- Task objective:
In the material below, find all lines with the string "icon" and copy them.
START Extracted records
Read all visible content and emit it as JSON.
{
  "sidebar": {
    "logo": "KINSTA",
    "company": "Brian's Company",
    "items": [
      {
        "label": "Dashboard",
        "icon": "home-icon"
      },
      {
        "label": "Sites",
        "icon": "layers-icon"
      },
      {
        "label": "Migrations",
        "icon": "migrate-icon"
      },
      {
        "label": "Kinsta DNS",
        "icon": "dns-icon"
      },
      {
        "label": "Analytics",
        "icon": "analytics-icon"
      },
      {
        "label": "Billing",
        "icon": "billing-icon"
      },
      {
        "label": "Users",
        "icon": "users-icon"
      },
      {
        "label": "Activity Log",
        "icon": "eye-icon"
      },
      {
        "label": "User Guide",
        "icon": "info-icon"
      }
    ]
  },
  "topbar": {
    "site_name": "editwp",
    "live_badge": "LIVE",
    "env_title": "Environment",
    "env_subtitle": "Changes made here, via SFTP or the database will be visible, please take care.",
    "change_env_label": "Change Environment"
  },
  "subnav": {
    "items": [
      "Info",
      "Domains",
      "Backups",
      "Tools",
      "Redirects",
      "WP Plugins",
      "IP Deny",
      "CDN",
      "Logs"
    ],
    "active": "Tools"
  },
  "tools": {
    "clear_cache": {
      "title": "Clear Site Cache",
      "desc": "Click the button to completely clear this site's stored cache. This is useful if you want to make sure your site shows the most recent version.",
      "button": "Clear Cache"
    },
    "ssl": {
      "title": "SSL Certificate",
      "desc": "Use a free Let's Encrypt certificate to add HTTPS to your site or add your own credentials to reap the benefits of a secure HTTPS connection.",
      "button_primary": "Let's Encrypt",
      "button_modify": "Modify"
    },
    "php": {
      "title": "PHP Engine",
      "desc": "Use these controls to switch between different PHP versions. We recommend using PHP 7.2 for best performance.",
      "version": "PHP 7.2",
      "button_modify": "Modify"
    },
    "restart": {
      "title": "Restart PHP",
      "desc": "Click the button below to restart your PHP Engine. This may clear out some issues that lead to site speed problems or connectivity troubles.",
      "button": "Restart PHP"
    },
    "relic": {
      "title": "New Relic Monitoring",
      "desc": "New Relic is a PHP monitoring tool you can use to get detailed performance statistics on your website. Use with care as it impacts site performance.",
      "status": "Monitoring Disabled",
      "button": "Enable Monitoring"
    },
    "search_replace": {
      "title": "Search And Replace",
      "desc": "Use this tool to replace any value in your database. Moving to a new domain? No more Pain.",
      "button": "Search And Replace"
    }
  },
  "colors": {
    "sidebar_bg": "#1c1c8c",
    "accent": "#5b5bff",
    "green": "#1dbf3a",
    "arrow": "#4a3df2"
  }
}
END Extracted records
- Solution:
        "icon": "home-icon"
        "icon": "layers-icon"
        "icon": "migrate-icon"
        "icon": "dns-icon"
        "icon": "analytics-icon"
        "icon": "billing-icon"
        "icon": "users-icon"
        "icon": "eye-icon"
        "icon": "info-icon"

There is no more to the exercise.